But the most famous film about Odessa’s signature tragedy skips over all that. Twenty years after the infamous pogrom, Soviet filmmaker Sergei Eisenstein was commissioned to create a work celebrating the first Russian revolution—the uprising that, also in 1905, briefly curtailed the power of the czar and led to the creation of an elected Russian parliament. Eisenstein chose to locate his film in Odessa, not in the imperial capitals of Moscow and St. Petersburg, and he selected an inconsequential event—a mutiny on board a czarist cruiser—as the centerpiece. The result was Battleship Potemkin, including its massacre scene on Odessa’s famous outdoor steps, probably the most copied sequence in film history. It was in large measure a fabrication.
What Eisenstein created was not history. It was, instead, a version of the past offered in service to his patrons: a narrative through which the Bolsheviks could interpret their own inevitable rise to power and showcase the oppressiveness of the czarist regime they had overthrown. When later generations of Odessans saw Eisenstein’s film, they reimagined 1905 in exactly the way they saw it on the screen: as a battle between a coalition of the oppressed and a brutal state. People who lived through those events remembered them as something more like the end of the world: broken windows, dead bodies, “all the Jewish shops smashed, the goods stolen, and tramps and their wives prancing about in expensive fur coats,” Girs wrote.
Given its geographic position in the extreme west, Odessa was often vulnerable to foreign attack. It was bombarded by British ships during the Crimean War. It passed back and forth between Whites, Bolsheviks, and Ukrainian nationalists during the Russian civil war. And when Adolf Hitler suddenly invaded the Soviet Union in the summer of 1941, it was one of the first major cities conquered by Axis armies. For the next 907 days, it lay under Axis control, and virtually the entirety of its Jewish population—by that time, a third of the city’s total—was deported to labor camps and ghettos. As many as 25,000 people, mainly Jews, were hanged, shot, or burned alive in the early days of the invasion.
After Odessa was liberated by the Red Army in 1944, its sufferings were acknowledged with the collective Soviet title of “hero city.” A small park located a short walk from Kulikovo Square, the site of last week’s devastating fire and street battle, commemorates the occupation and the Holocaust. But that, too, is more myth than history. A small sculpture denounces the “Nazis” for their atrocities, despite the fact that few Nazis were to be found in Odessa during the war. The occupation forces were Romanians—German allies—not Hitler’s troops. “Oh, well, Nazis, Romanians—it doesn’t really matter,” a local guide once told me with a shrug.

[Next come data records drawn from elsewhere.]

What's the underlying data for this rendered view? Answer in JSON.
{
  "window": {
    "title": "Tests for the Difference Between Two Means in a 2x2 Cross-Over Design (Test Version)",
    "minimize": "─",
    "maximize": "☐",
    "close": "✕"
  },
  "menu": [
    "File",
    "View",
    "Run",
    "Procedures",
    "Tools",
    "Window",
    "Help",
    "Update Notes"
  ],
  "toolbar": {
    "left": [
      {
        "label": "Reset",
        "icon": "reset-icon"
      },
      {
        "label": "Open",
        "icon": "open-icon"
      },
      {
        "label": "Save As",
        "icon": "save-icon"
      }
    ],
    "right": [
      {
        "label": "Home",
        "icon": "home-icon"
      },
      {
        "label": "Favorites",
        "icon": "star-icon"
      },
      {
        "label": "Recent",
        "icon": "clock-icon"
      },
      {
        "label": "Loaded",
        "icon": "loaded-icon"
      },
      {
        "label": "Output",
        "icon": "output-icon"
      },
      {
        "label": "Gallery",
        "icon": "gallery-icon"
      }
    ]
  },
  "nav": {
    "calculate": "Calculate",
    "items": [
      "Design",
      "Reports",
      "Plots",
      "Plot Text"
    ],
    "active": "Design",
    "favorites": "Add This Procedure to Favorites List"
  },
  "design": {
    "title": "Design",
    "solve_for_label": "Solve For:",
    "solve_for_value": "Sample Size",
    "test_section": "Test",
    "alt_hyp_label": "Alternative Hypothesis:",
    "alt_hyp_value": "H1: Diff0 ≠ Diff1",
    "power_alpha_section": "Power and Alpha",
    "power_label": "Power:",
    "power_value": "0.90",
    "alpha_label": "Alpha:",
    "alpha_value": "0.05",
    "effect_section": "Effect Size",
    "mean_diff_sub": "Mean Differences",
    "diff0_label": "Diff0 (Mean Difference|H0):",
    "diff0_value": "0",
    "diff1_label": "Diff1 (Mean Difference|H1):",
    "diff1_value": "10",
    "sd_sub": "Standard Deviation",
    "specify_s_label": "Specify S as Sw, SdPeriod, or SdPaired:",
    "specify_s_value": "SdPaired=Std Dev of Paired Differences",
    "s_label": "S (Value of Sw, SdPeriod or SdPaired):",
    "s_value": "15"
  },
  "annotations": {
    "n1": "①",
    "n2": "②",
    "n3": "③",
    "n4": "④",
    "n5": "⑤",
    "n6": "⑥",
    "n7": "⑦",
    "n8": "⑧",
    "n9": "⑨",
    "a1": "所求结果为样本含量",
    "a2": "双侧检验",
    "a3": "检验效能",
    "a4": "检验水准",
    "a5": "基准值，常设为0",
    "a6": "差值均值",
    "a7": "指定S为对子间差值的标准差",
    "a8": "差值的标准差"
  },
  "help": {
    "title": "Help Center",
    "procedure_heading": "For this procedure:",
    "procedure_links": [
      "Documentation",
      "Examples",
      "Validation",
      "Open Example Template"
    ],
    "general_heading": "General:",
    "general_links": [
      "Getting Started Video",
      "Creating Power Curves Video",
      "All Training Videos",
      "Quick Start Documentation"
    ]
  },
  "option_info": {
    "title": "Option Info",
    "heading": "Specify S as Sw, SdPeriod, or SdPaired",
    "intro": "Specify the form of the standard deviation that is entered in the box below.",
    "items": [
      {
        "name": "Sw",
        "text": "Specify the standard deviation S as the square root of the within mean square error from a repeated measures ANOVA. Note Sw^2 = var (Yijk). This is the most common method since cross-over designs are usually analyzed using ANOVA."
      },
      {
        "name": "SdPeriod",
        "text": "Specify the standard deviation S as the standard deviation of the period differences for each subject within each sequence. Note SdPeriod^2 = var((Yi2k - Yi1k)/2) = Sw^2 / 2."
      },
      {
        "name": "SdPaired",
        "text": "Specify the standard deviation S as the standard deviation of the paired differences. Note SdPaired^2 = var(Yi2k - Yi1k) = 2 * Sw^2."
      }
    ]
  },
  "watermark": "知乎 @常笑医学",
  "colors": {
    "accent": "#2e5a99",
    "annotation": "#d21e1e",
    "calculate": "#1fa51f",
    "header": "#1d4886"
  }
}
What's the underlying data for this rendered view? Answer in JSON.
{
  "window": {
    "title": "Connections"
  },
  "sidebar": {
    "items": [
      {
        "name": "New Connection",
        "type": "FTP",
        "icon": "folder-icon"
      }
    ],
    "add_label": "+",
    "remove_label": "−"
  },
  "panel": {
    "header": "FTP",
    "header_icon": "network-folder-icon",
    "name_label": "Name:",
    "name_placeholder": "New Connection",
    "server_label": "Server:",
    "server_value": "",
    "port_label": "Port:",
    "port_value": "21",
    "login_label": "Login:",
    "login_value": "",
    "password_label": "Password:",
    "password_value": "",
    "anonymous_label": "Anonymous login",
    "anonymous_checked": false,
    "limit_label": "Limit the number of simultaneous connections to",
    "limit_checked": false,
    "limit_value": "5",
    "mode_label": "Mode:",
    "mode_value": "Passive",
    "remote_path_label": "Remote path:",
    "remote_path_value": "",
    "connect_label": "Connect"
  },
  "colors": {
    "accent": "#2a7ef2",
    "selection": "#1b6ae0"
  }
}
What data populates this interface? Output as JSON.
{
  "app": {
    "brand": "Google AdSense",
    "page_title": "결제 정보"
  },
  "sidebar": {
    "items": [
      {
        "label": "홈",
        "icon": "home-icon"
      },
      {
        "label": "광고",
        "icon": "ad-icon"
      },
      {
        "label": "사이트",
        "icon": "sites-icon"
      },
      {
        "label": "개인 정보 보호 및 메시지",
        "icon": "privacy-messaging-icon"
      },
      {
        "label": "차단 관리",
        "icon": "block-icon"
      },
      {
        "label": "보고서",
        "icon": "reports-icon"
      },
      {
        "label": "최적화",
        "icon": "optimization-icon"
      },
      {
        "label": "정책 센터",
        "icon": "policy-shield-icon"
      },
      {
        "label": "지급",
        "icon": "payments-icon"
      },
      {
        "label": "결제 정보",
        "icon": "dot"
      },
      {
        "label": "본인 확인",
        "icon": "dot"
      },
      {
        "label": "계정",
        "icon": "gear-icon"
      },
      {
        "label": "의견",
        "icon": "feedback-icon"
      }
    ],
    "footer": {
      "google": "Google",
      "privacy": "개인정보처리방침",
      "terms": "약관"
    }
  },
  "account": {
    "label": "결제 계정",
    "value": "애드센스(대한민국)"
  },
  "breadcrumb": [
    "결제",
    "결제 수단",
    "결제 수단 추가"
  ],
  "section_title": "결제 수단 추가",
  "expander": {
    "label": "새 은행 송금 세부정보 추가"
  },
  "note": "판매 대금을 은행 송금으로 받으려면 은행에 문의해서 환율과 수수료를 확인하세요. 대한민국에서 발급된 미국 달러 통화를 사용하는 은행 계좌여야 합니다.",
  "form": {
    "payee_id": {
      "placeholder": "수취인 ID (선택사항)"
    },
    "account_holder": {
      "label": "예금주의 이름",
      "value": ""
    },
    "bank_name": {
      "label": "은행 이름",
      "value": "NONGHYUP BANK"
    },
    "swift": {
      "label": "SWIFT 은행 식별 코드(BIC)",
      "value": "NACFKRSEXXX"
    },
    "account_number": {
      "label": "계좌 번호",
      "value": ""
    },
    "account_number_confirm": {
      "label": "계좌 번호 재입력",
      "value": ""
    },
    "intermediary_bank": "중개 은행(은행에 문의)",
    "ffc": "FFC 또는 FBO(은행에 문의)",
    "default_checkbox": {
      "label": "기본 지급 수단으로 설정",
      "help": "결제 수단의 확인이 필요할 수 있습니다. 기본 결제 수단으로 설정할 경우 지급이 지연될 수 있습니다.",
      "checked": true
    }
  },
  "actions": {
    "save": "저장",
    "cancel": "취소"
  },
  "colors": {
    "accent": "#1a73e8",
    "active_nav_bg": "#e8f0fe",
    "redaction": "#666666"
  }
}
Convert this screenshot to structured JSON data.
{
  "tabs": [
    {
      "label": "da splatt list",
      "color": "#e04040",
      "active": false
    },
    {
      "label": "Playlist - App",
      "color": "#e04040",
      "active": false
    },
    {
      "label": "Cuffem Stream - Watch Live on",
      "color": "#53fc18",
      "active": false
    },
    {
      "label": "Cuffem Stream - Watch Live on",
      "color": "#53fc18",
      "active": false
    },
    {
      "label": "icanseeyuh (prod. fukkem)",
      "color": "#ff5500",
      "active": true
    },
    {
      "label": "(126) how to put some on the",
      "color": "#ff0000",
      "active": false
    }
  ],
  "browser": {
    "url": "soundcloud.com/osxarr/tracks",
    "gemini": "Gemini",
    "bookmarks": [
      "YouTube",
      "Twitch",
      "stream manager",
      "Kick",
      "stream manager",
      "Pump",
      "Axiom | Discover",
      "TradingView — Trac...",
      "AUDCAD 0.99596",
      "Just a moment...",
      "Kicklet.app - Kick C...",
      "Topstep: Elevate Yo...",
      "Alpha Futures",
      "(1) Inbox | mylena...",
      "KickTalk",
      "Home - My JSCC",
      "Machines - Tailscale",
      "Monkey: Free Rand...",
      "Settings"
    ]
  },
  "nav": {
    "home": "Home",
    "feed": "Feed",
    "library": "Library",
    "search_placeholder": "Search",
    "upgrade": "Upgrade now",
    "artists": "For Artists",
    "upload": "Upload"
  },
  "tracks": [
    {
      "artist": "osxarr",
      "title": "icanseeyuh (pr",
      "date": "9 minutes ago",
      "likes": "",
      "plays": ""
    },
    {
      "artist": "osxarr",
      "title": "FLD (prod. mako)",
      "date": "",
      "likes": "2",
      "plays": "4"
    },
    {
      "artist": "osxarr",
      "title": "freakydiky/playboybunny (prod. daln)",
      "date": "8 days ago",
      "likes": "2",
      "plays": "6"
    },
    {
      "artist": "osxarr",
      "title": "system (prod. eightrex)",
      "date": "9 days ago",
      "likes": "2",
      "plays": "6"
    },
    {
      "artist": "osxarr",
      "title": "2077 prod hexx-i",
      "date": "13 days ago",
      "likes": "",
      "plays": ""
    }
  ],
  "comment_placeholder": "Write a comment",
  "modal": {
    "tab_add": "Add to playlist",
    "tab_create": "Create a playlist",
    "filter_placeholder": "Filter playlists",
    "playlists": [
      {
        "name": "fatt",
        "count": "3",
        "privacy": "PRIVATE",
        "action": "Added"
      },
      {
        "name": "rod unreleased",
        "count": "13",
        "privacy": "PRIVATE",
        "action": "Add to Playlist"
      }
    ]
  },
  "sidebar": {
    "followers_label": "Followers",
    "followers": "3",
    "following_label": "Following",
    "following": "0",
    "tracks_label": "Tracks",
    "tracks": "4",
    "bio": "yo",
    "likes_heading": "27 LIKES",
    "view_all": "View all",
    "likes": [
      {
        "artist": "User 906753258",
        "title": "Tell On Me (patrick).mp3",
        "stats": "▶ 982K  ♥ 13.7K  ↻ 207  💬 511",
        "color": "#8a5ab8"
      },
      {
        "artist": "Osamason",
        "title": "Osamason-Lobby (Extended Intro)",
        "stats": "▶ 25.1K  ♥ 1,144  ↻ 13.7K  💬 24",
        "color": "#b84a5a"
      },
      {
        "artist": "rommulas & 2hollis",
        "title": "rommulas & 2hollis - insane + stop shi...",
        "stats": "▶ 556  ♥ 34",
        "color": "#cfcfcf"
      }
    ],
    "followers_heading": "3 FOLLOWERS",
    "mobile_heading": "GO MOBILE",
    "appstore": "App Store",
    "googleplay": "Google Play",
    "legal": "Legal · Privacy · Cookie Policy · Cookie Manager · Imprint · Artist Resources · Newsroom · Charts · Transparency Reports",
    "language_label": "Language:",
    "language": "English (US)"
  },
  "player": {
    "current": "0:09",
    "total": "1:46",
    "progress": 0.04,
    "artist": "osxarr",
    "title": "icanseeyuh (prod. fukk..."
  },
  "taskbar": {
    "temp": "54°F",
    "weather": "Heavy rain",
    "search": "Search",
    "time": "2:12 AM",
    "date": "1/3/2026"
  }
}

But, of course, to many people, it does. The Ukraine crisis—despite the liberal, European-oriented intentions of some of the Euromaidan activists in Kiev—has opened up fissures that everyone knew existed in Ukraine. They are the product not of ancient hatreds but of rival visions of the recent past: whether World War II squelched Ukrainian nationhood or rescued it from the Nazis, whether the Soviet experience was an unmitigated evil or a civilization worthy of nostalgia, whether the truest Russia is a scowling Putin or your favorite cousin in St. Petersburg.
As in most conflicts, extremism debases otherwise noble sentiments—and then distills them into slogans you can shout without ever considering how awful they might sound to someone else. That is why a liberal Odessan can today chant “Glory to Ukraine! Glory to the heroes!” without caring that those exact words were also used by anti-Semitic murderers during World War II, and why an equally broad-minded Odessan can wear the orange-and-black ribbon of St. George’s cross—a symbol of Soviet sacrifice during World War II—without acknowledging that it has also become the emblem of Russian revanchism. (If you recoil at a Confederate flag but support the Washington NFL team, you get the picture.)
For the past two decades, the survivability of Ukraine has depended on the strength of a particularly Odessan trait: not caring very much about one’s past and, from time to time, getting it providentially wrong. How could such horrific violence have happened in a cosmopolitan, peaceful place such as Odessa? That people even ask the question is evidence of how forgetful Odessans have become about the shadowy side of their city’s history. This time around, we should dread the remembrance.